Data records
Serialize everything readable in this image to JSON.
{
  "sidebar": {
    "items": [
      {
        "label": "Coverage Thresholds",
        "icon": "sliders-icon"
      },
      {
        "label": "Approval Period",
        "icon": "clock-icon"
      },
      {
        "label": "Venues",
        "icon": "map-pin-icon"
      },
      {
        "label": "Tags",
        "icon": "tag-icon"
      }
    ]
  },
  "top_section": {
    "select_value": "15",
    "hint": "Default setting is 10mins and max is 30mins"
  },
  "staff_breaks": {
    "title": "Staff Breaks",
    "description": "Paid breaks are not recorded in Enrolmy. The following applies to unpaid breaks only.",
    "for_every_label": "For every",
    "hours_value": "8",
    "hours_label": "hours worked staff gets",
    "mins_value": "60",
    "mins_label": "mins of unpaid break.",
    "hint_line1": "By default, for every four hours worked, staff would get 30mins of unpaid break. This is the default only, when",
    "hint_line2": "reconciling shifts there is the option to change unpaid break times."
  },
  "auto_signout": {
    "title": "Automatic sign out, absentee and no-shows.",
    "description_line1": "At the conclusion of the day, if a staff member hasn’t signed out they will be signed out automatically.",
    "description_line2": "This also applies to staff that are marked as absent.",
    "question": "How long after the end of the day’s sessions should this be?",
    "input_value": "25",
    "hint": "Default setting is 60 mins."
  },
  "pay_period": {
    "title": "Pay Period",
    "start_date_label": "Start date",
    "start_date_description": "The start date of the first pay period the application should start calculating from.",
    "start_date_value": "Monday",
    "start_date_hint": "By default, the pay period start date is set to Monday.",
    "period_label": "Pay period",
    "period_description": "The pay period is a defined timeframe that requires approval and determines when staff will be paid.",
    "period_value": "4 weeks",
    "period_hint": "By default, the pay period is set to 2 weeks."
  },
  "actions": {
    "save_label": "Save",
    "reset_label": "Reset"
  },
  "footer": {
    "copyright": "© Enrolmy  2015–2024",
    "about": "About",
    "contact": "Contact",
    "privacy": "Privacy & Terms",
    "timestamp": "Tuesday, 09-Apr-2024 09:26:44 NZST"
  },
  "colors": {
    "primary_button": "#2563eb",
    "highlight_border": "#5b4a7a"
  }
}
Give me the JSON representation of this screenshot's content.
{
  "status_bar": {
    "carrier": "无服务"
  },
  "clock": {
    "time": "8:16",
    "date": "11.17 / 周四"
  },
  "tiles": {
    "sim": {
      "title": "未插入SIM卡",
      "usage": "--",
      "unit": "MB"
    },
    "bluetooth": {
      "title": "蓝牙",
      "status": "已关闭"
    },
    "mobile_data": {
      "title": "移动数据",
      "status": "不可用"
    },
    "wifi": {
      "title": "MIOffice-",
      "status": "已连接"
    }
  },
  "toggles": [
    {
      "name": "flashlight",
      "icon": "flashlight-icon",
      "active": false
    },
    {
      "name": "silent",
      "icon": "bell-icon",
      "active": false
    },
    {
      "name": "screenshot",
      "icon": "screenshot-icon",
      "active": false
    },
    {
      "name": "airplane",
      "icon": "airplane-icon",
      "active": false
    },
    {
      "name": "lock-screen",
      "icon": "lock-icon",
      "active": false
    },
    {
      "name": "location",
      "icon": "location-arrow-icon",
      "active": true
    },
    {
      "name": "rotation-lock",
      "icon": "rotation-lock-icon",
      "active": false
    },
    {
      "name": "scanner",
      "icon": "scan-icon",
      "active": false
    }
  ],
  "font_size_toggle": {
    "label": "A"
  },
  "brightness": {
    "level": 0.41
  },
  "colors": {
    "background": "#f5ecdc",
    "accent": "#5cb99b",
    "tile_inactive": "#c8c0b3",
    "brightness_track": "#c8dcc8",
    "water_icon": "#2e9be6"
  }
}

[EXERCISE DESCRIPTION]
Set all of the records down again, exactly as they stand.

[ANSWER FOR THIS EXERCISE]
Serialize everything readable in this image to JSON.
{
  "sidebar": {
    "items": [
      {
        "label": "Coverage Thresholds",
        "icon": "sliders-icon"
      },
      {
        "label": "Approval Period",
        "icon": "clock-icon"
      },
      {
        "label": "Venues",
        "icon": "map-pin-icon"
      },
      {
        "label": "Tags",
        "icon": "tag-icon"
      }
    ]
  },
  "top_section": {
    "select_value": "15",
    "hint": "Default setting is 10mins and max is 30mins"
  },
  "staff_breaks": {
    "title": "Staff Breaks",
    "description": "Paid breaks are not recorded in Enrolmy. The following applies to unpaid breaks only.",
    "for_every_label": "For every",
    "hours_value": "8",
    "hours_label": "hours worked staff gets",
    "mins_value": "60",
    "mins_label": "mins of unpaid break.",
    "hint_line1": "By default, for every four hours worked, staff would get 30mins of unpaid break. This is the default only, when",
    "hint_line2": "reconciling shifts there is the option to change unpaid break times."
  },
  "auto_signout": {
    "title": "Automatic sign out, absentee and no-shows.",
    "description_line1": "At the conclusion of the day, if a staff member hasn’t signed out they will be signed out automatically.",
    "description_line2": "This also applies to staff that are marked as absent.",
    "question": "How long after the end of the day’s sessions should this be?",
    "input_value": "25",
    "hint": "Default setting is 60 mins."
  },
  "pay_period": {
    "title": "Pay Period",
    "start_date_label": "Start date",
    "start_date_description": "The start date of the first pay period the application should start calculating from.",
    "start_date_value": "Monday",
    "start_date_hint": "By default, the pay period start date is set to Monday.",
    "period_label": "Pay period",
    "period_description": "The pay period is a defined timeframe that requires approval and determines when staff will be paid.",
    "period_value": "4 weeks",
    "period_hint": "By default, the pay period is set to 2 weeks."
  },
  "actions": {
    "save_label": "Save",
    "reset_label": "Reset"
  },
  "footer": {
    "copyright": "© Enrolmy  2015–2024",
    "about": "About",
    "contact": "Contact",
    "privacy": "Privacy & Terms",
    "timestamp": "Tuesday, 09-Apr-2024 09:26:44 NZST"
  },
  "colors": {
    "primary_button": "#2563eb",
    "highlight_border": "#5b4a7a"
  }
}
Give me the JSON representation of this screenshot's content.
{
  "status_bar": {
    "carrier": "无服务"
  },
  "clock": {
    "time": "8:16",
    "date": "11.17 / 周四"
  },
  "tiles": {
    "sim": {
      "title": "未插入SIM卡",
      "usage": "--",
      "unit": "MB"
    },
    "bluetooth": {
      "title": "蓝牙",
      "status": "已关闭"
    },
    "mobile_data": {
      "title": "移动数据",
      "status": "不可用"
    },
    "wifi": {
      "title": "MIOffice-",
      "status": "已连接"
    }
  },
  "toggles": [
    {
      "name": "flashlight",
      "icon": "flashlight-icon",
      "active": false
    },
    {
      "name": "silent",
      "icon": "bell-icon",
      "active": false
    },
    {
      "name": "screenshot",
      "icon": "screenshot-icon",
      "active": false
    },
    {
      "name": "airplane",
      "icon": "airplane-icon",
      "active": false
    },
    {
      "name": "lock-screen",
      "icon": "lock-icon",
      "active": false
    },
    {
      "name": "location",
      "icon": "location-arrow-icon",
      "active": true
    },
    {
      "name": "rotation-lock",
      "icon": "rotation-lock-icon",
      "active": false
    },
    {
      "name": "scanner",
      "icon": "scan-icon",
      "active": false
    }
  ],
  "font_size_toggle": {
    "label": "A"
  },
  "brightness": {
    "level": 0.41
  },
  "colors": {
    "background": "#f5ecdc",
    "accent": "#5cb99b",
    "tile_inactive": "#c8c0b3",
    "brightness_track": "#c8dcc8",
    "water_icon": "#2e9be6"
  }
}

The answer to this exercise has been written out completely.